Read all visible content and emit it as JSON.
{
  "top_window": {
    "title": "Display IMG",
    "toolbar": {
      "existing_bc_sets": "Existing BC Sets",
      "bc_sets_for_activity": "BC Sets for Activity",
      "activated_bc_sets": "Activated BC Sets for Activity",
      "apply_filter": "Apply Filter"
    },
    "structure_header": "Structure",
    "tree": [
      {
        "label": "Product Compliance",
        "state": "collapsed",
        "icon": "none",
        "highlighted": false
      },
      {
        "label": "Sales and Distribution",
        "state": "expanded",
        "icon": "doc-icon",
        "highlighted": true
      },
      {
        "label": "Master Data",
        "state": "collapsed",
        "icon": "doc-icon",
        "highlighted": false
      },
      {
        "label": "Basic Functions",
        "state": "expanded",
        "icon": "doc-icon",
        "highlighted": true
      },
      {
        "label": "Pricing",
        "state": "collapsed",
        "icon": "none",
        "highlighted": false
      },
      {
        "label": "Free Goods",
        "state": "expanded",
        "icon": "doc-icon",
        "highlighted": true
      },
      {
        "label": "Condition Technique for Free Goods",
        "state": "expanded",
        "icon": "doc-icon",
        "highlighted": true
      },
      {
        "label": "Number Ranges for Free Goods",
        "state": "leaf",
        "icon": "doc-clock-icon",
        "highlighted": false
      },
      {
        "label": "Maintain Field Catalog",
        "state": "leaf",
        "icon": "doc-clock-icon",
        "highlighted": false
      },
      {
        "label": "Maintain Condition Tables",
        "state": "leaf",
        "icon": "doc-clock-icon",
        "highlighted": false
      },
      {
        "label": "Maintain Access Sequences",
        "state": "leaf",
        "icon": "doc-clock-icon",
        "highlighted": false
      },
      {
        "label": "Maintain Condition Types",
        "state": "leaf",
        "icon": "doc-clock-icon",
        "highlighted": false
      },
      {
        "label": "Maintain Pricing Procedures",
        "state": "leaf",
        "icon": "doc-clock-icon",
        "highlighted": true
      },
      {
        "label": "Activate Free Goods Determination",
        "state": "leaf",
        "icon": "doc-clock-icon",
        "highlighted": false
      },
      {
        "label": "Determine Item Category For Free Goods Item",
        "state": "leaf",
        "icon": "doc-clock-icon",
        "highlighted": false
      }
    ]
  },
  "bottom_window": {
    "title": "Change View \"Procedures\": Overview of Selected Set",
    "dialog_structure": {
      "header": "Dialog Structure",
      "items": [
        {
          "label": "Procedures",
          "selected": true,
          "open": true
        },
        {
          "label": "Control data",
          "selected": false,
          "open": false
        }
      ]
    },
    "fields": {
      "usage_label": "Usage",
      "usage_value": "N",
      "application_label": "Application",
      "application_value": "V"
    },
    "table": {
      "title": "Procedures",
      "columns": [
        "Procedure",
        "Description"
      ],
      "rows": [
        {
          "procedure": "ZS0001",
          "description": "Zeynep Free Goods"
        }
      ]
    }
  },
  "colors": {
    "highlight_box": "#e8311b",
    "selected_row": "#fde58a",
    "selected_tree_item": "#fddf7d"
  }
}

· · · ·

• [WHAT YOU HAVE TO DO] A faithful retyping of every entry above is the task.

• [RESULT OF THE EXERCISE]
Read all visible content and emit it as JSON.
{
  "top_window": {
    "title": "Display IMG",
    "toolbar": {
      "existing_bc_sets": "Existing BC Sets",
      "bc_sets_for_activity": "BC Sets for Activity",
      "activated_bc_sets": "Activated BC Sets for Activity",
      "apply_filter": "Apply Filter"
    },
    "structure_header": "Structure",
    "tree": [
      {
        "label": "Product Compliance",
        "state": "collapsed",
        "icon": "none",
        "highlighted": false
      },
      {
        "label": "Sales and Distribution",
        "state": "expanded",
        "icon": "doc-icon",
        "highlighted": true
      },
      {
        "label": "Master Data",
        "state": "collapsed",
        "icon": "doc-icon",
        "highlighted": false
      },
      {
        "label": "Basic Functions",
        "state": "expanded",
        "icon": "doc-icon",
        "highlighted": true
      },
      {
        "label": "Pricing",
        "state": "collapsed",
        "icon": "none",
        "highlighted": false
      },
      {
        "label": "Free Goods",
        "state": "expanded",
        "icon": "doc-icon",
        "highlighted": true
      },
      {
        "label": "Condition Technique for Free Goods",
        "state": "expanded",
        "icon": "doc-icon",
        "highlighted": true
      },
      {
        "label": "Number Ranges for Free Goods",
        "state": "leaf",
        "icon": "doc-clock-icon",
        "highlighted": false
      },
      {
        "label": "Maintain Field Catalog",
        "state": "leaf",
        "icon": "doc-clock-icon",
        "highlighted": false
      },
      {
        "label": "Maintain Condition Tables",
        "state": "leaf",
        "icon": "doc-clock-icon",
        "highlighted": false
      },
      {
        "label": "Maintain Access Sequences",
        "state": "leaf",
        "icon": "doc-clock-icon",
        "highlighted": false
      },
      {
        "label": "Maintain Condition Types",
        "state": "leaf",
        "icon": "doc-clock-icon",
        "highlighted": false
      },
      {
        "label": "Maintain Pricing Procedures",
        "state": "leaf",
        "icon": "doc-clock-icon",
        "highlighted": true
      },
      {
        "label": "Activate Free Goods Determination",
        "state": "leaf",
        "icon": "doc-clock-icon",
        "highlighted": false
      },
      {
        "label": "Determine Item Category For Free Goods Item",
        "state": "leaf",
        "icon": "doc-clock-icon",
        "highlighted": false
      }
    ]
  },
  "bottom_window": {
    "title": "Change View \"Procedures\": Overview of Selected Set",
    "dialog_structure": {
      "header": "Dialog Structure",
      "items": [
        {
          "label": "Procedures",
          "selected": true,
          "open": true
        },
        {
          "label": "Control data",
          "selected": false,
          "open": false
        }
      ]
    },
    "fields": {
      "usage_label": "Usage",
      "usage_value": "N",
      "application_label": "Application",
      "application_value": "V"
    },
    "table": {
      "title": "Procedures",
      "columns": [
        "Procedure",
        "Description"
      ],
      "rows": [
        {
          "procedure": "ZS0001",
          "description": "Zeynep Free Goods"
        }
      ]
    }
  },
  "colors": {
    "highlight_box": "#e8311b",
    "selected_row": "#fde58a",
    "selected_tree_item": "#fddf7d"
  }
}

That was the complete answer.